Critics: Don’t Call It a Comeback
Skeptics argue unions have a tough road ahead if they hope to rebuild to their glory days. To overcome the recent decline in union membership and succeed, they’ll have to:
- Shed their bureaucratic skin, become more agile, and attune themselves to the voices of prospective members.
- Bring non-believers on board. Though public support for unions is currently high, one Gallup survey found that nearly 60% of non-union employees want no part of unions: Some because they believe that membership dues will suck money out of their pockets with no corresponding guarantee of better working conditions, others because they fear unions will divide the workplace.
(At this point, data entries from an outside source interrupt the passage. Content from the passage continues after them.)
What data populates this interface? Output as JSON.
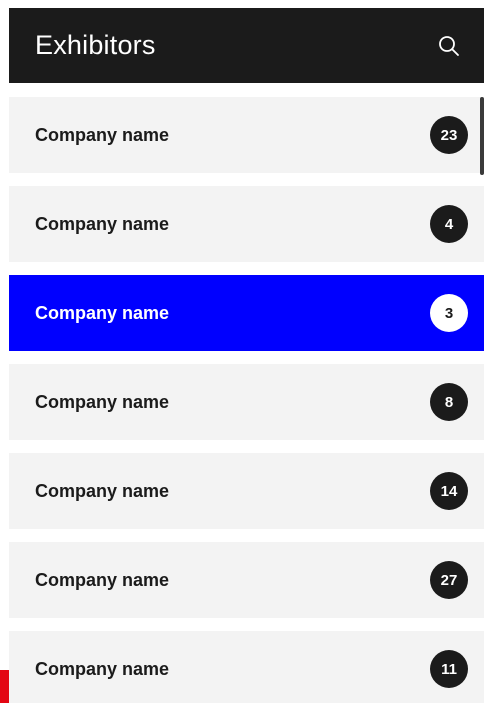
{
  "header": {
    "title": "Exhibitors",
    "search_icon": "search-icon"
  },
  "exhibitors": [
    {
      "name": "Company name",
      "count": "23",
      "active": false
    },
    {
      "name": "Company name",
      "count": "4",
      "active": false
    },
    {
      "name": "Company name",
      "count": "3",
      "active": true
    },
    {
      "name": "Company name",
      "count": "8",
      "active": false
    },
    {
      "name": "Company name",
      "count": "14",
      "active": false
    },
    {
      "name": "Company name",
      "count": "27",
      "active": false
    },
    {
      "name": "Company name",
      "count": "11",
      "active": false
    }
  ],
  "colors": {
    "header_bg": "#1b1b1b",
    "row_bg": "#f3f3f3",
    "active_bg": "#0000ff",
    "badge_bg": "#1b1b1b",
    "accent_tab": "#e30613"
  }
}
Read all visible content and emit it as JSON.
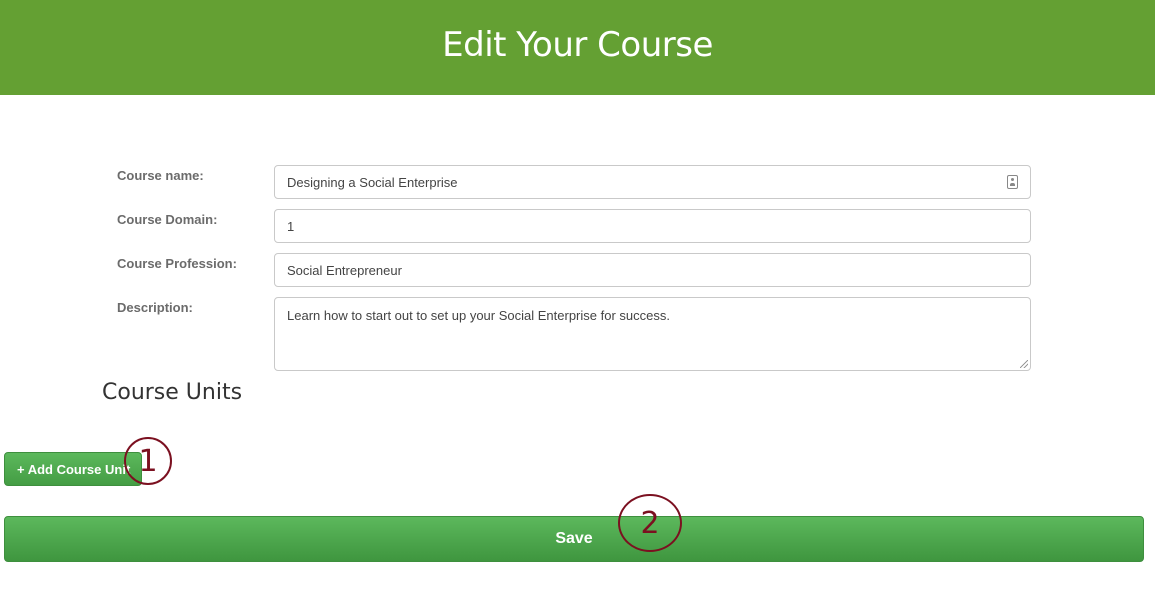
{
  "header": {
    "title": "Edit Your Course"
  },
  "form": {
    "course_name": {
      "label": "Course name:",
      "value": "Designing a Social Enterprise"
    },
    "course_domain": {
      "label": "Course Domain:",
      "value": "1"
    },
    "course_profession": {
      "label": "Course Profession:",
      "value": "Social Entrepreneur"
    },
    "description": {
      "label": "Description:",
      "value": "Learn how to start out to set up your Social Enterprise for success."
    }
  },
  "units": {
    "title": "Course Units",
    "add_label": "+ Add Course Unit"
  },
  "save_label": "Save",
  "annotations": {
    "marker_1": "1",
    "marker_2": "2"
  },
  "colors": {
    "header_bg": "#64a033",
    "button_green": "#5cb85c",
    "marker": "#7b1020"
  },
  "icons": {
    "course_name_field": "contact-card-icon"
  }
}
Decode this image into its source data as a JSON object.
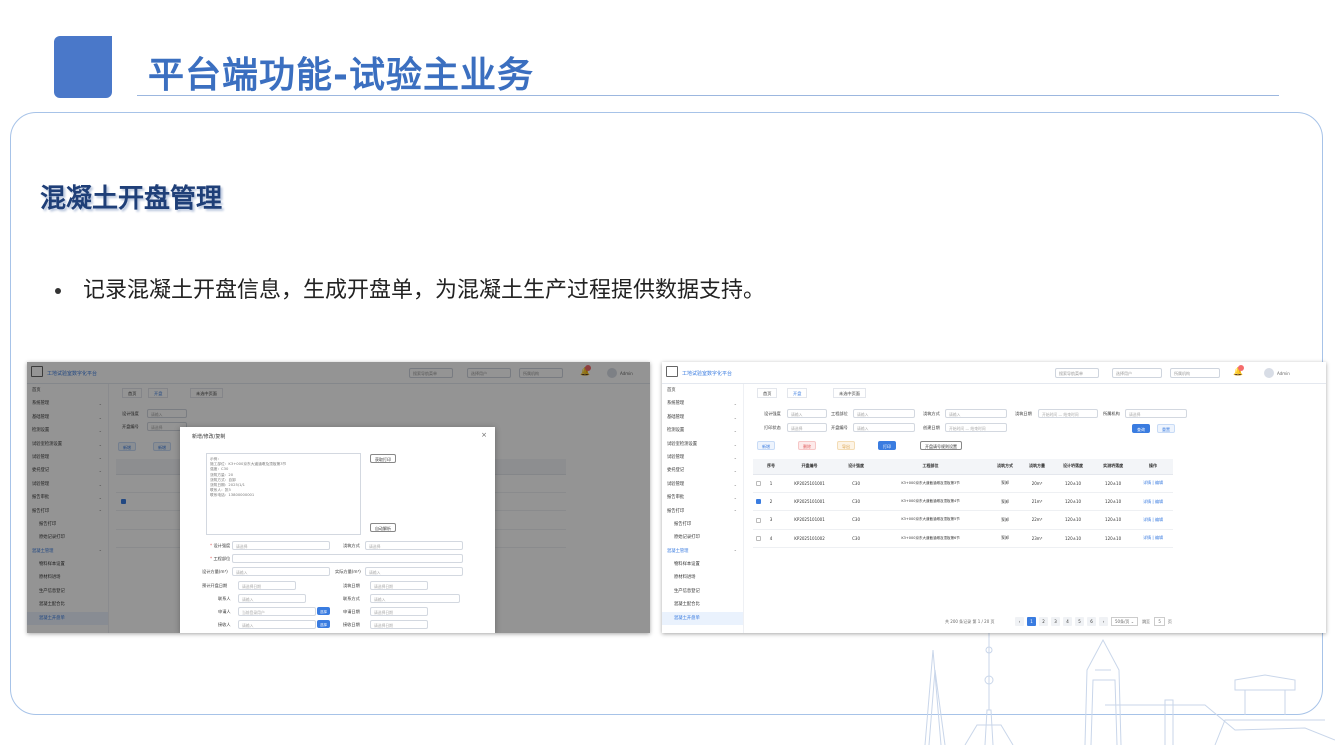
{
  "slide": {
    "title": "平台端功能-试验主业务",
    "subtitle": "混凝土开盘管理",
    "bullet": "记录混凝土开盘信息，生成开盘单，为混凝土生产过程提供数据支持。"
  },
  "app": {
    "system_name": "工地试验室数字化平台",
    "search_placeholder": "搜索导航菜单",
    "user_select": "选择用户",
    "org_select": "所属机构",
    "admin_label": "Admin",
    "notification_count": "5"
  },
  "sidebar": {
    "items": [
      {
        "label": "首页",
        "arrow": ""
      },
      {
        "label": "系统管理",
        "arrow": "⌄"
      },
      {
        "label": "基础管理",
        "arrow": "⌄"
      },
      {
        "label": "检测设置",
        "arrow": "⌄"
      },
      {
        "label": "试验室检测设置",
        "arrow": "⌄"
      },
      {
        "label": "试验管理",
        "arrow": "⌄"
      },
      {
        "label": "委托登记",
        "arrow": "⌄"
      },
      {
        "label": "试验管理",
        "arrow": "⌄"
      },
      {
        "label": "报告审批",
        "arrow": "⌄"
      },
      {
        "label": "报告打印",
        "arrow": "⌃"
      },
      {
        "label": "报告打印",
        "arrow": ""
      },
      {
        "label": "原始记录打印",
        "arrow": ""
      },
      {
        "label": "混凝土管理",
        "arrow": "⌃"
      },
      {
        "label": "物料样本设置",
        "arrow": ""
      },
      {
        "label": "原材料进场",
        "arrow": ""
      },
      {
        "label": "生产信息登记",
        "arrow": ""
      },
      {
        "label": "混凝土配合比",
        "arrow": ""
      },
      {
        "label": "混凝土开盘单",
        "arrow": ""
      }
    ]
  },
  "tabs": {
    "home": "首页",
    "current": "开盘",
    "close": "×",
    "other": "未选中页面"
  },
  "filters": {
    "design_grade": "设计强度",
    "project_part": "工程部位",
    "pour_method": "浇筑方式",
    "pour_date": "浇筑日期",
    "org": "所属机构",
    "print_status": "打印状态",
    "open_no": "开盘编号",
    "create_date": "创建日期",
    "input_placeholder": "请输入",
    "select_placeholder": "请选择",
    "date_range": "开始时间 — 结束时间"
  },
  "buttons": {
    "search": "查询",
    "reset": "重置",
    "add": "新增",
    "delete": "删除",
    "export": "导出",
    "print": "打印",
    "print_setting": "开盘请号规则设置",
    "get_print": "获取打印",
    "auto_parse": "自动解析",
    "select": "选择"
  },
  "table": {
    "headers": [
      "序号",
      "开盘编号",
      "设计强度",
      "工程部位",
      "浇筑方式",
      "浇筑方量",
      "设计坍落度",
      "实测坍落度",
      "操作"
    ],
    "rows": [
      {
        "no": "1",
        "code": "KP2025101001",
        "grade": "C30",
        "part": "K3+000京东大道截涵墩及顶板第3节",
        "method": "泵卸",
        "volume": "20m³",
        "slump": "120±10",
        "real": "120±10",
        "checked": false
      },
      {
        "no": "2",
        "code": "KP2025101001",
        "grade": "C30",
        "part": "K3+000京东大道截涵墩及顶板第4节",
        "method": "泵卸",
        "volume": "21m³",
        "slump": "120±10",
        "real": "120±10",
        "checked": true
      },
      {
        "no": "3",
        "code": "KP2025101001",
        "grade": "C30",
        "part": "K3+000京东大道截涵墩及顶板第5节",
        "method": "泵卸",
        "volume": "22m³",
        "slump": "120±10",
        "real": "120±10",
        "checked": false
      },
      {
        "no": "4",
        "code": "KP2025101002",
        "grade": "C30",
        "part": "K3+000京东大道截涵墩及顶板第6节",
        "method": "泵卸",
        "volume": "23m³",
        "slump": "120±10",
        "real": "120±10",
        "checked": false
      }
    ],
    "actions": "详情 | 编辑"
  },
  "pager": {
    "summary": "共 200 条记录 第 1 / 20 页",
    "pages": [
      "1",
      "2",
      "3",
      "4",
      "5",
      "6"
    ],
    "page_size": "50条/页",
    "jump_label": "跳至",
    "jump_value": "5",
    "page_suffix": "页"
  },
  "dialog": {
    "title": "新增/修改/复制",
    "close": "×",
    "text_sample": "示例：\n施工部位：K3+000京东大道涵墩及顶板第3节\n强度：C30\n浇筑方量：20\n浇筑方式：自卸\n浇筑日期：2025/1/1\n联系人：张3\n联系电话：13800000001",
    "fields": {
      "design_grade": "设计强度",
      "pour_method": "浇筑方式",
      "project_part": "工程部位",
      "design_volume": "设计方量(m³)",
      "actual_volume": "实际方量(m³)",
      "plan_date": "预计开盘日期",
      "pour_date": "浇筑日期",
      "contact": "联系人",
      "contact_method": "联系方式",
      "applicant": "申请人",
      "apply_date": "申请日期",
      "receiver": "接收人",
      "receive_date": "接收日期",
      "date_placeholder": "请选择日期",
      "applicant_value": "当前登录用户"
    }
  }
}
- Contend with union-resistant employers. Companies spend roughly $340 million a year on consultants to block union elections. Many illegally curb union activity by shutting down locations where it’s present, firing union backers, and refusing to bargain in good faith with workers who have voted for representation.
Further, widespread white-collar tech layoffs could worsen the decline in union membership even further. In recent years, unions have homed in on the tech industry as a source of new members. In 2022, the AFL-CIO increased membership fees for the first time in twenty years to target organizing funds toward industries where it hopes to gain footing. But ongoing tech company layoffs—including some 100,000 since October 2022—are whittling away at their target base.
Even without these cuts, critics say that unions’ tech industry organizing efforts fall short, centering on outdated, non-digital work structures. And no single union has staked a claim to tech workers yet, leaving the talent pipeline under-tapped and unions to compete for new blood.
TITLE: Capitalism and Freedom
AUTHOR: Milton Friedman